(Website and app data records)
________

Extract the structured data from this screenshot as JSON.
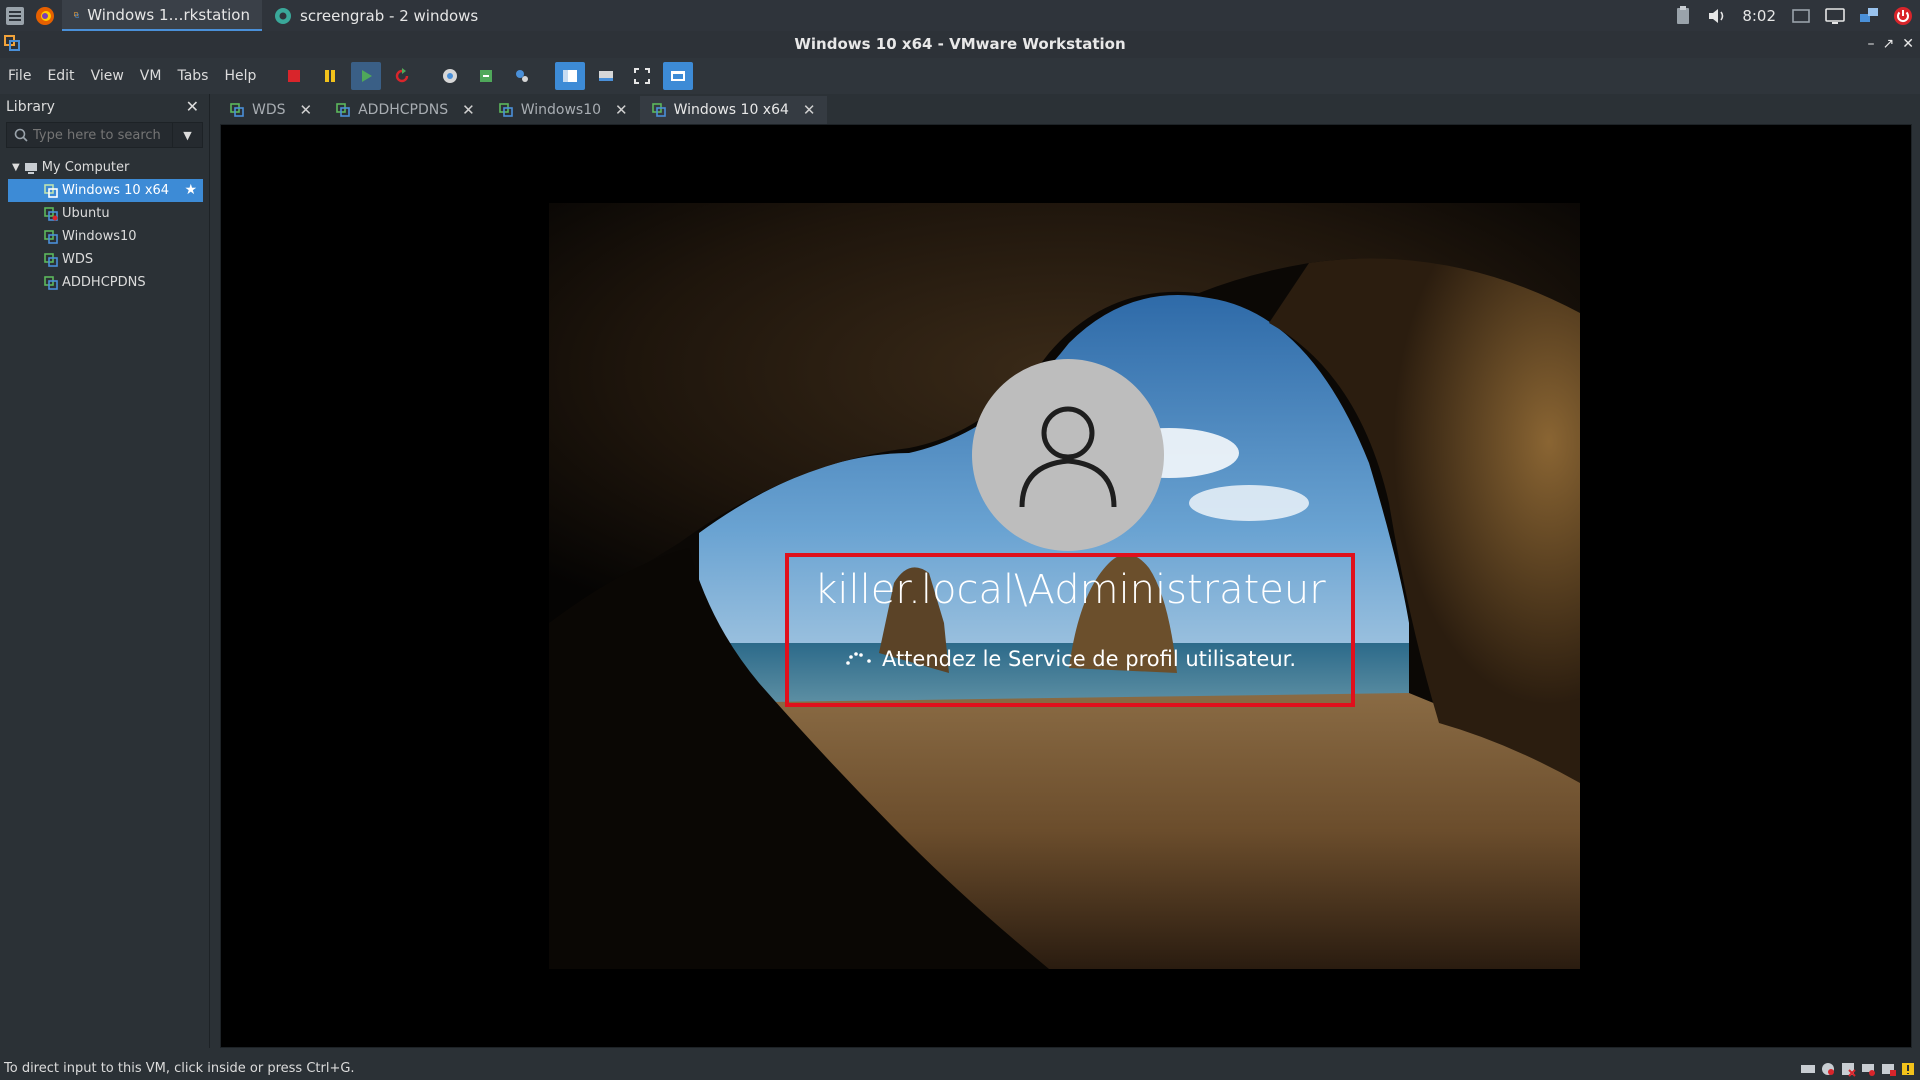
{
  "taskbar": {
    "tasks": [
      {
        "label": "Windows 1…rkstation",
        "icon": "vmware-icon",
        "active": true
      },
      {
        "label": "screengrab - 2 windows",
        "icon": "screengrab-icon",
        "active": false
      }
    ],
    "clock": "8:02"
  },
  "window": {
    "title": "Windows 10 x64 - VMware Workstation"
  },
  "menubar": {
    "items": [
      "File",
      "Edit",
      "View",
      "VM",
      "Tabs",
      "Help"
    ]
  },
  "library": {
    "title": "Library",
    "search_placeholder": "Type here to search",
    "root": "My Computer",
    "vms": [
      "Windows 10 x64",
      "Ubuntu",
      "Windows10",
      "WDS",
      "ADDHCPDNS"
    ],
    "selected": "Windows 10 x64"
  },
  "tabs": [
    {
      "label": "WDS",
      "active": false
    },
    {
      "label": "ADDHCPDNS",
      "active": false
    },
    {
      "label": "Windows10",
      "active": false
    },
    {
      "label": "Windows 10 x64",
      "active": true
    }
  ],
  "vm_screen": {
    "username": "killer.local\\Administrateur",
    "status": "Attendez le Service de profil utilisateur."
  },
  "statusbar": {
    "message": "To direct input to this VM, click inside or press Ctrl+G."
  },
  "colors": {
    "accent": "#3d8bd6",
    "highlight_box": "#e0101c"
  }
}
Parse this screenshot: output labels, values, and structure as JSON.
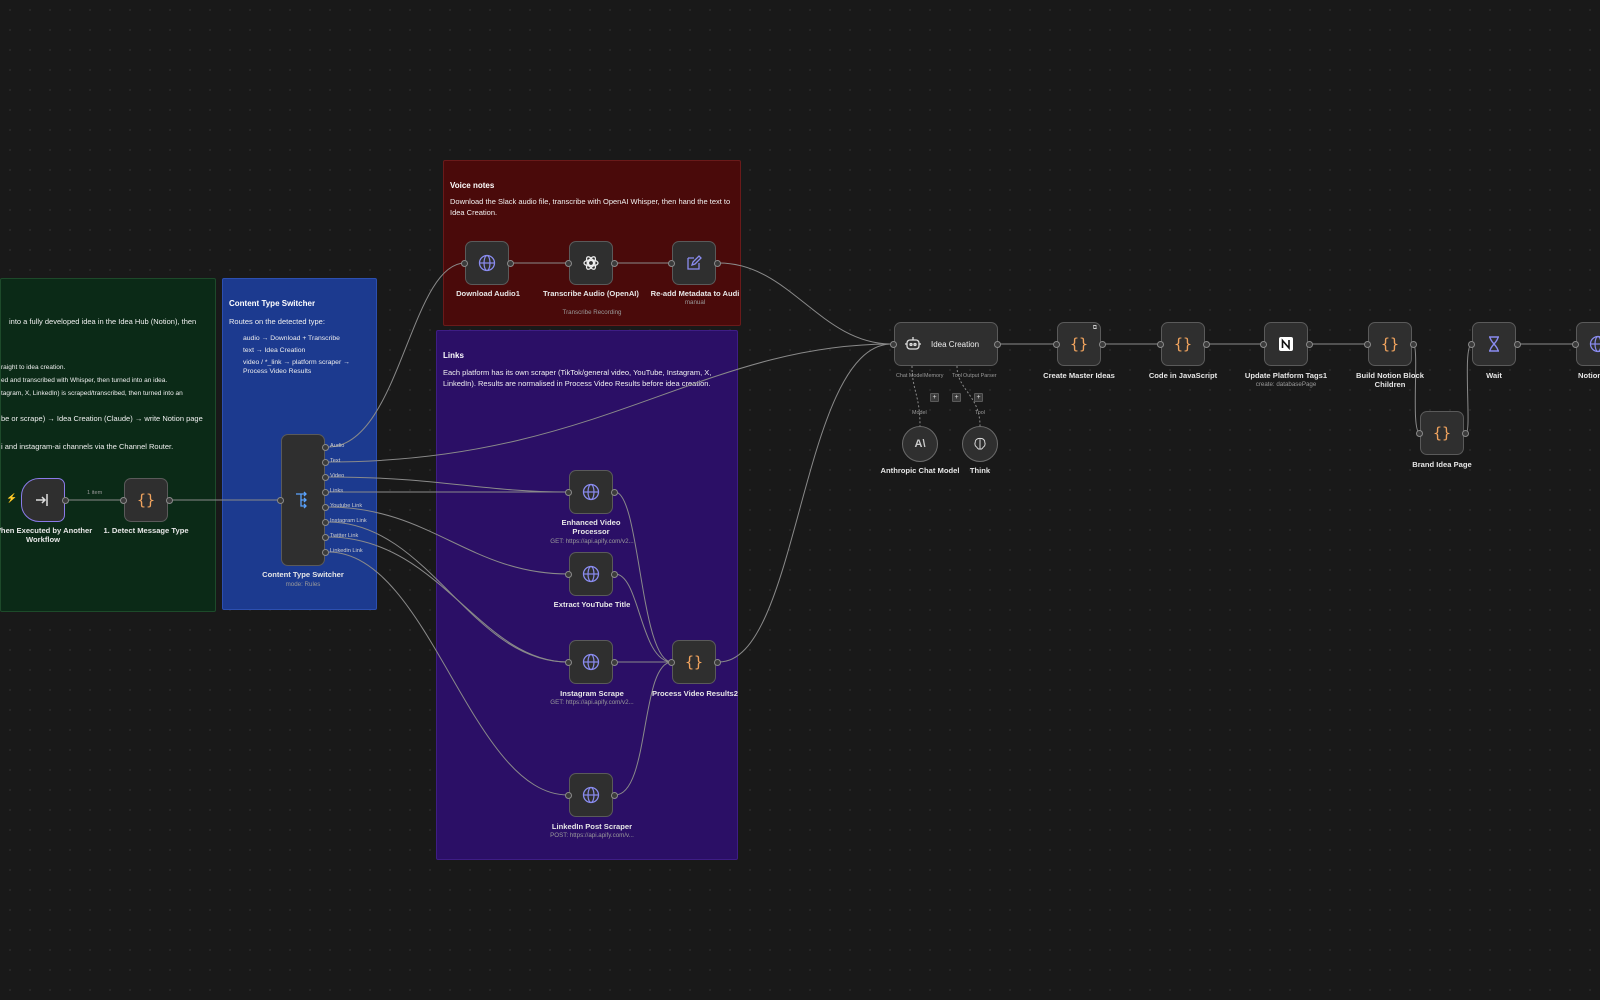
{
  "stickies": {
    "green": {
      "line1": "into a fully developed idea in the Idea Hub (Notion), then",
      "line2": "raight to idea creation.",
      "line3": "ed and transcribed with Whisper, then turned into an idea.",
      "line4": "tagram, X, LinkedIn) is scraped/transcribed, then turned into an",
      "line5": "be or scrape) → Idea Creation (Claude) → write Notion page",
      "line6": "i and instagram-ai channels via the Channel Router."
    },
    "blue": {
      "title": "Content Type Switcher",
      "intro": "Routes on the detected type:",
      "items": [
        "audio → Download + Transcribe",
        "text → Idea Creation",
        "video / *_link → platform scraper → Process Video Results"
      ]
    },
    "red": {
      "title": "Voice notes",
      "text": "Download the Slack audio file, transcribe with OpenAI Whisper, then hand the text to Idea Creation."
    },
    "purple": {
      "title": "Links",
      "text": "Each platform has its own scraper (TikTok/general video, YouTube, Instagram, X, LinkedIn). Results are normalised in Process Video Results before idea creation."
    }
  },
  "nodes": {
    "trigger": {
      "label": "When Executed by Another Workflow"
    },
    "detect": {
      "label": "1. Detect Message Type"
    },
    "edge_label_items": "1 item",
    "switcher": {
      "label": "Content Type Switcher",
      "sub": "mode: Rules",
      "outputs": [
        "Audio",
        "Text",
        "Video",
        "Links",
        "Youtube Link",
        "Instagram Link",
        "Twitter Link",
        "Linkedin Link"
      ]
    },
    "download_audio": {
      "label": "Download Audio1"
    },
    "transcribe": {
      "label": "Transcribe Audio (OpenAI)",
      "sub": "Transcribe Recording"
    },
    "readd_meta": {
      "label": "Re-add Metadata to Audi",
      "sub": "manual"
    },
    "enhanced_video": {
      "label": "Enhanced Video Processor",
      "sub": "GET: https://api.apify.com/v2..."
    },
    "youtube_title": {
      "label": "Extract YouTube Title"
    },
    "instagram": {
      "label": "Instagram Scrape",
      "sub": "GET: https://api.apify.com/v2..."
    },
    "linkedin": {
      "label": "LinkedIn Post Scraper",
      "sub": "POST: https://api.apify.com/v..."
    },
    "process_video": {
      "label": "Process Video Results2"
    },
    "idea_creation": {
      "label": "Idea Creation",
      "ports": [
        "Chat Model",
        "Memory",
        "Tool",
        "Output Parser"
      ],
      "model_label": "Model",
      "tool_label": "Tool"
    },
    "anthropic": {
      "label": "Anthropic Chat Model"
    },
    "think": {
      "label": "Think"
    },
    "create_master": {
      "label": "Create Master Ideas"
    },
    "code_js": {
      "label": "Code in JavaScript"
    },
    "update_tags": {
      "label": "Update Platform Tags1",
      "sub": "create: databasePage"
    },
    "build_notion": {
      "label": "Build Notion Block Children"
    },
    "brand_idea": {
      "label": "Brand Idea Page"
    },
    "wait": {
      "label": "Wait"
    },
    "notion_partial": {
      "label": "Notion"
    }
  },
  "colors": {
    "canvas": "#191919",
    "sticky_green": "#0b2a17",
    "sticky_blue": "#1c3a8f",
    "sticky_red": "#4a0a0a",
    "sticky_purple": "#2b0f66",
    "code_icon": "#f0a35e",
    "http_icon": "#8a8cf0"
  },
  "icons": {
    "trigger": "arrow-into-box-icon",
    "code": "curly-braces-icon",
    "switch": "branch-switch-icon",
    "http": "globe-icon",
    "openai": "openai-icon",
    "edit": "pencil-icon",
    "agent": "robot-icon",
    "notion": "notion-icon",
    "wait": "hourglass-icon",
    "anthropic": "anthropic-icon",
    "think": "brain-icon"
  }
}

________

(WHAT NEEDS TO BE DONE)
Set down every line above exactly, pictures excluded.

(SOLVED PROBLEM)
Extract the structured data from this screenshot as JSON.
{
  "taskbar": {
    "tasks": [
      {
        "label": "Windows 1…rkstation",
        "icon": "vmware-icon",
        "active": true
      },
      {
        "label": "screengrab - 2 windows",
        "icon": "screengrab-icon",
        "active": false
      }
    ],
    "clock": "8:02"
  },
  "window": {
    "title": "Windows 10 x64 - VMware Workstation"
  },
  "menubar": {
    "items": [
      "File",
      "Edit",
      "View",
      "VM",
      "Tabs",
      "Help"
    ]
  },
  "library": {
    "title": "Library",
    "search_placeholder": "Type here to search",
    "root": "My Computer",
    "vms": [
      "Windows 10 x64",
      "Ubuntu",
      "Windows10",
      "WDS",
      "ADDHCPDNS"
    ],
    "selected": "Windows 10 x64"
  },
  "tabs": [
    {
      "label": "WDS",
      "active": false
    },
    {
      "label": "ADDHCPDNS",
      "active": false
    },
    {
      "label": "Windows10",
      "active": false
    },
    {
      "label": "Windows 10 x64",
      "active": true
    }
  ],
  "vm_screen": {
    "username": "killer.local\\Administrateur",
    "status": "Attendez le Service de profil utilisateur."
  },
  "statusbar": {
    "message": "To direct input to this VM, click inside or press Ctrl+G."
  },
  "colors": {
    "accent": "#3d8bd6",
    "highlight_box": "#e0101c"
  }
}
Parse this screenshot: output labels, values, and structure as JSON.
{
  "stickies": {
    "green": {
      "line1": "into a fully developed idea in the Idea Hub (Notion), then",
      "line2": "raight to idea creation.",
      "line3": "ed and transcribed with Whisper, then turned into an idea.",
      "line4": "tagram, X, LinkedIn) is scraped/transcribed, then turned into an",
      "line5": "be or scrape) → Idea Creation (Claude) → write Notion page",
      "line6": "i and instagram-ai channels via the Channel Router."
    },
    "blue": {
      "title": "Content Type Switcher",
      "intro": "Routes on the detected type:",
      "items": [
        "audio → Download + Transcribe",
        "text → Idea Creation",
        "video / *_link → platform scraper → Process Video Results"
      ]
    },
    "red": {
      "title": "Voice notes",
      "text": "Download the Slack audio file, transcribe with OpenAI Whisper, then hand the text to Idea Creation."
    },
    "purple": {
      "title": "Links",
      "text": "Each platform has its own scraper (TikTok/general video, YouTube, Instagram, X, LinkedIn). Results are normalised in Process Video Results before idea creation."
    }
  },
  "nodes": {
    "trigger": {
      "label": "When Executed by Another Workflow"
    },
    "detect": {
      "label": "1. Detect Message Type"
    },
    "edge_label_items": "1 item",
    "switcher": {
      "label": "Content Type Switcher",
      "sub": "mode: Rules",
      "outputs": [
        "Audio",
        "Text",
        "Video",
        "Links",
        "Youtube Link",
        "Instagram Link",
        "Twitter Link",
        "Linkedin Link"
      ]
    },
    "download_audio": {
      "label": "Download Audio1"
    },
    "transcribe": {
      "label": "Transcribe Audio (OpenAI)",
      "sub": "Transcribe Recording"
    },
    "readd_meta": {
      "label": "Re-add Metadata to Audi",
      "sub": "manual"
    },
    "enhanced_video": {
      "label": "Enhanced Video Processor",
      "sub": "GET: https://api.apify.com/v2..."
    },
    "youtube_title": {
      "label": "Extract YouTube Title"
    },
    "instagram": {
      "label": "Instagram Scrape",
      "sub": "GET: https://api.apify.com/v2..."
    },
    "linkedin": {
      "label": "LinkedIn Post Scraper",
      "sub": "POST: https://api.apify.com/v..."
    },
    "process_video": {
      "label": "Process Video Results2"
    },
    "idea_creation": {
      "label": "Idea Creation",
      "ports": [
        "Chat Model",
        "Memory",
        "Tool",
        "Output Parser"
      ],
      "model_label": "Model",
      "tool_label": "Tool"
    },
    "anthropic": {
      "label": "Anthropic Chat Model"
    },
    "think": {
      "label": "Think"
    },
    "create_master": {
      "label": "Create Master Ideas"
    },
    "code_js": {
      "label": "Code in JavaScript"
    },
    "update_tags": {
      "label": "Update Platform Tags1",
      "sub": "create: databasePage"
    },
    "build_notion": {
      "label": "Build Notion Block Children"
    },
    "brand_idea": {
      "label": "Brand Idea Page"
    },
    "wait": {
      "label": "Wait"
    },
    "notion_partial": {
      "label": "Notion"
    }
  },
  "colors": {
    "canvas": "#191919",
    "sticky_green": "#0b2a17",
    "sticky_blue": "#1c3a8f",
    "sticky_red": "#4a0a0a",
    "sticky_purple": "#2b0f66",
    "code_icon": "#f0a35e",
    "http_icon": "#8a8cf0"
  },
  "icons": {
    "trigger": "arrow-into-box-icon",
    "code": "curly-braces-icon",
    "switch": "branch-switch-icon",
    "http": "globe-icon",
    "openai": "openai-icon",
    "edit": "pencil-icon",
    "agent": "robot-icon",
    "notion": "notion-icon",
    "wait": "hourglass-icon",
    "anthropic": "anthropic-icon",
    "think": "brain-icon"
  }
}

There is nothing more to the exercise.